_Task brief_
Report every line in the listing below where the string "JSON" shows up.
______
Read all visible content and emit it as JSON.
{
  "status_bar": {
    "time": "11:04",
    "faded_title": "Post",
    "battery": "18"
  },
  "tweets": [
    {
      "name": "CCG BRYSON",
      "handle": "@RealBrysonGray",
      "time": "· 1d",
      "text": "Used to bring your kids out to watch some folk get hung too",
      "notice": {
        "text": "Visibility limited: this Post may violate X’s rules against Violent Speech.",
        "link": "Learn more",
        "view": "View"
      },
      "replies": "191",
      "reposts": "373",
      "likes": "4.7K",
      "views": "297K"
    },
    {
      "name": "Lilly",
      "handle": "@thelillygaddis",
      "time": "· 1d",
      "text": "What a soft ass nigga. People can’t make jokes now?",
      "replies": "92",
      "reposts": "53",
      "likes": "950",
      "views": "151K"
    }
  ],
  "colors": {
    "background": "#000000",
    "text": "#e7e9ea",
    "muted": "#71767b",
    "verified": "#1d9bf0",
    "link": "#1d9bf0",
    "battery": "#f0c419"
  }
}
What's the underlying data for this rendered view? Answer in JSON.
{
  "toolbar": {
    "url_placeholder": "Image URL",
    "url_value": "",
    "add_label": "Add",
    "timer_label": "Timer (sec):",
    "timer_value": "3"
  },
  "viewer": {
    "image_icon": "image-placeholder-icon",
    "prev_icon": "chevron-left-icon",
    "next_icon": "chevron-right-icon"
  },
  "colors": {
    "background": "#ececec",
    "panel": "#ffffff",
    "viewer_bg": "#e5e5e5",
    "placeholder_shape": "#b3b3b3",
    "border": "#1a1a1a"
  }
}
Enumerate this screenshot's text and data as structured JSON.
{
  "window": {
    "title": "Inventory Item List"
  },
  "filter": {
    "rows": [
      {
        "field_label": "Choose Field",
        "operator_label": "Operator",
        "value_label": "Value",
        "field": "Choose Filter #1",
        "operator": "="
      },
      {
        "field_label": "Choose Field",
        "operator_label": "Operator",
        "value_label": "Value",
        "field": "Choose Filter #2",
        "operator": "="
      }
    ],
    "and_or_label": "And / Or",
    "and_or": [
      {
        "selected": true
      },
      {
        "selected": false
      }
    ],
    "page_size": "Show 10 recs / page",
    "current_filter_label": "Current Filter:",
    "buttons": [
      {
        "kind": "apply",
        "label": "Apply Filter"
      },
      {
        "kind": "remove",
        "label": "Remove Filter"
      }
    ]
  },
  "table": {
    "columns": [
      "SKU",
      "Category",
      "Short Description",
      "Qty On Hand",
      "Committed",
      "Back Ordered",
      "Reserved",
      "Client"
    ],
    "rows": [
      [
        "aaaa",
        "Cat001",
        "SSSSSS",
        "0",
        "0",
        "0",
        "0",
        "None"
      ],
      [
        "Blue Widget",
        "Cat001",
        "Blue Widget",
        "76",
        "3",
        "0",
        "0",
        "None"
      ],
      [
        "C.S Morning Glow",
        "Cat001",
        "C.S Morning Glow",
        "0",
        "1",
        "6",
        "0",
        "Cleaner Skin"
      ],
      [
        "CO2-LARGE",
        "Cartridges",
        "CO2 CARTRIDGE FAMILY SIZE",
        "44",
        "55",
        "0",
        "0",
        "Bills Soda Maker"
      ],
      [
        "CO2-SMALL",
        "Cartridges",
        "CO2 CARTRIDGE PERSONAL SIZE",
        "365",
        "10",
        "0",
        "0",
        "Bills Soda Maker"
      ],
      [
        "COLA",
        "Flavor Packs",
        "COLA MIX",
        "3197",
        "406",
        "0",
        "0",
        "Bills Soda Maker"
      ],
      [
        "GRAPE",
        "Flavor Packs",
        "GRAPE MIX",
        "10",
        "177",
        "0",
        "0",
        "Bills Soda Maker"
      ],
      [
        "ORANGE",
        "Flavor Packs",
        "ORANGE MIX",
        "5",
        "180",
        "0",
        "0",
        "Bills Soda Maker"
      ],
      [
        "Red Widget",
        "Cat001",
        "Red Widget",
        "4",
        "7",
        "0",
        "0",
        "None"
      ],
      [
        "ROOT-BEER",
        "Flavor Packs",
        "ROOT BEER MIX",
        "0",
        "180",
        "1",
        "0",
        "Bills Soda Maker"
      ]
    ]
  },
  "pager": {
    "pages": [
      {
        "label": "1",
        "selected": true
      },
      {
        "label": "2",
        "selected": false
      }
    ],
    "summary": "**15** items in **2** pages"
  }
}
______
_Output of the task_
Read all visible content and emit it as JSON.
What's the underlying data for this rendered view? Answer in JSON.
Enumerate this screenshot's text and data as structured JSON.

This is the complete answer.